In this study, we report our experience with unilateral or bilateral advancement flaps for moderate or large anterior scalp defect reconstructions. Eight patients who had anterior scalp defect of varying etiology were presented. The defect size ranged between 3 × 5 and 8 × 12 cm. The average size of the defect was 53. 3 cm2. The defects were located on the frontoparietal area of the scalp in 3 patients and frontal area in 5 patients. Unilateral advancement flap was used in four cases. All the flaps survived except in one patient who had partial flap loss.

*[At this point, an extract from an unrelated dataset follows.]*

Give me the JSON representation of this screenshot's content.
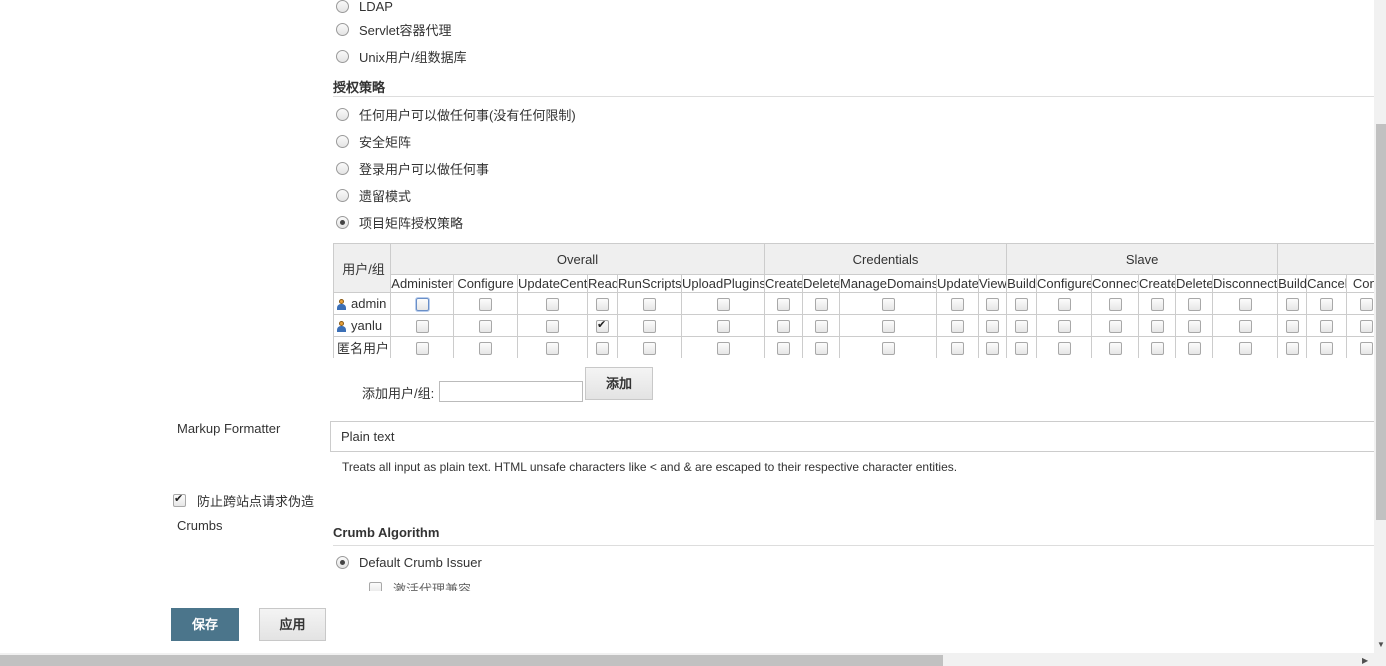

Based on our experience, we suggest that large scalp defects located especially on the frontal or frontoparietal area can be reconstructed with unilateral or bilateral scalp advancement flaps in one stage without the need for multiple surgeries.

From the Department of Plastic, Reconstructive and Aesthetic Surgery, Meram Medical Faculty, Necmettin Erbakan University, Konya, Turkey.

Received May 31, 2012.

Accepted for publication June 15, 2012.

Address correspondence and reprint requests to A. Ozlem Gundeslioglu, MD, Department of Plastic, Reconstructive and Aesthetic Surgery, Meram Medical Faculty, Necmettin Erbakan University, Meram, 42080 Konya, Turkey; E-mail: ozlemgundes@hotmail.com

The authors report no conflicts of interest.

© 2012 Mutaz B. Habal, MD